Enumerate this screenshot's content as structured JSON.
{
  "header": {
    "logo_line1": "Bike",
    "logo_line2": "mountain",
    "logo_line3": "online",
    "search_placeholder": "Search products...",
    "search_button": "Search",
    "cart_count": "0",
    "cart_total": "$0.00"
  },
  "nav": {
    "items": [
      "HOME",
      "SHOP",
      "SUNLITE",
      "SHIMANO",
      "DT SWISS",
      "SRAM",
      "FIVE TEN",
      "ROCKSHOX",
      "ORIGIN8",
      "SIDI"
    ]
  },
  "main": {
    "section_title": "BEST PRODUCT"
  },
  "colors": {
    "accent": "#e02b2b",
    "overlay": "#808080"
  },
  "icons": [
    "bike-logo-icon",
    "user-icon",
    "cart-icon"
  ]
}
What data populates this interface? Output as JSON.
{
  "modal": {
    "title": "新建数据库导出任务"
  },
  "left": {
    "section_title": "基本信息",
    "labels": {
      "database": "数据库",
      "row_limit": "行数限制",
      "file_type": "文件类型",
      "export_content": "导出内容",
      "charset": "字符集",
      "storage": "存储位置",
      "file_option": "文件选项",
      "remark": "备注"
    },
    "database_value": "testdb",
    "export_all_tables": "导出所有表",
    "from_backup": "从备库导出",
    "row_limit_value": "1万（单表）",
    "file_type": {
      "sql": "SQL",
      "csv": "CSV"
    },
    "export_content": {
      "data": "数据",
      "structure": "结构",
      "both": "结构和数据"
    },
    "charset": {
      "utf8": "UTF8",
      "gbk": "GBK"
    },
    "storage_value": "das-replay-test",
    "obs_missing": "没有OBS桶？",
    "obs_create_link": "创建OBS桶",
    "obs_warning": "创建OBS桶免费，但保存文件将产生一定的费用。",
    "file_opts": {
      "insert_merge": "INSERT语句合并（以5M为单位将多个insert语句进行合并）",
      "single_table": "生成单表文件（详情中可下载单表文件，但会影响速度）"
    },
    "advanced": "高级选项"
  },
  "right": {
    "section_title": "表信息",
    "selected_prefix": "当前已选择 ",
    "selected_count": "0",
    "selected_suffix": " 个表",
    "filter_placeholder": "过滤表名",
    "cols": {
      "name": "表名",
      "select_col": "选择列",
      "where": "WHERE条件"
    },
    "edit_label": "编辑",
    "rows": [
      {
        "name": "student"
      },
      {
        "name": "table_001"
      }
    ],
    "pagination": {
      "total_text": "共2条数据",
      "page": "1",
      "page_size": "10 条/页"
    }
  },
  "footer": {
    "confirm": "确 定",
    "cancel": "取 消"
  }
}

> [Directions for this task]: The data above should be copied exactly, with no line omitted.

> [Solution to this task]:
Enumerate this screenshot's content as structured JSON.
{
  "header": {
    "logo_line1": "Bike",
    "logo_line2": "mountain",
    "logo_line3": "online",
    "search_placeholder": "Search products...",
    "search_button": "Search",
    "cart_count": "0",
    "cart_total": "$0.00"
  },
  "nav": {
    "items": [
      "HOME",
      "SHOP",
      "SUNLITE",
      "SHIMANO",
      "DT SWISS",
      "SRAM",
      "FIVE TEN",
      "ROCKSHOX",
      "ORIGIN8",
      "SIDI"
    ]
  },
  "main": {
    "section_title": "BEST PRODUCT"
  },
  "colors": {
    "accent": "#e02b2b",
    "overlay": "#808080"
  },
  "icons": [
    "bike-logo-icon",
    "user-icon",
    "cart-icon"
  ]
}
What data populates this interface? Output as JSON.
{
  "modal": {
    "title": "新建数据库导出任务"
  },
  "left": {
    "section_title": "基本信息",
    "labels": {
      "database": "数据库",
      "row_limit": "行数限制",
      "file_type": "文件类型",
      "export_content": "导出内容",
      "charset": "字符集",
      "storage": "存储位置",
      "file_option": "文件选项",
      "remark": "备注"
    },
    "database_value": "testdb",
    "export_all_tables": "导出所有表",
    "from_backup": "从备库导出",
    "row_limit_value": "1万（单表）",
    "file_type": {
      "sql": "SQL",
      "csv": "CSV"
    },
    "export_content": {
      "data": "数据",
      "structure": "结构",
      "both": "结构和数据"
    },
    "charset": {
      "utf8": "UTF8",
      "gbk": "GBK"
    },
    "storage_value": "das-replay-test",
    "obs_missing": "没有OBS桶？",
    "obs_create_link": "创建OBS桶",
    "obs_warning": "创建OBS桶免费，但保存文件将产生一定的费用。",
    "file_opts": {
      "insert_merge": "INSERT语句合并（以5M为单位将多个insert语句进行合并）",
      "single_table": "生成单表文件（详情中可下载单表文件，但会影响速度）"
    },
    "advanced": "高级选项"
  },
  "right": {
    "section_title": "表信息",
    "selected_prefix": "当前已选择 ",
    "selected_count": "0",
    "selected_suffix": " 个表",
    "filter_placeholder": "过滤表名",
    "cols": {
      "name": "表名",
      "select_col": "选择列",
      "where": "WHERE条件"
    },
    "edit_label": "编辑",
    "rows": [
      {
        "name": "student"
      },
      {
        "name": "table_001"
      }
    ],
    "pagination": {
      "total_text": "共2条数据",
      "page": "1",
      "page_size": "10 条/页"
    }
  },
  "footer": {
    "confirm": "确 定",
    "cancel": "取 消"
  }
}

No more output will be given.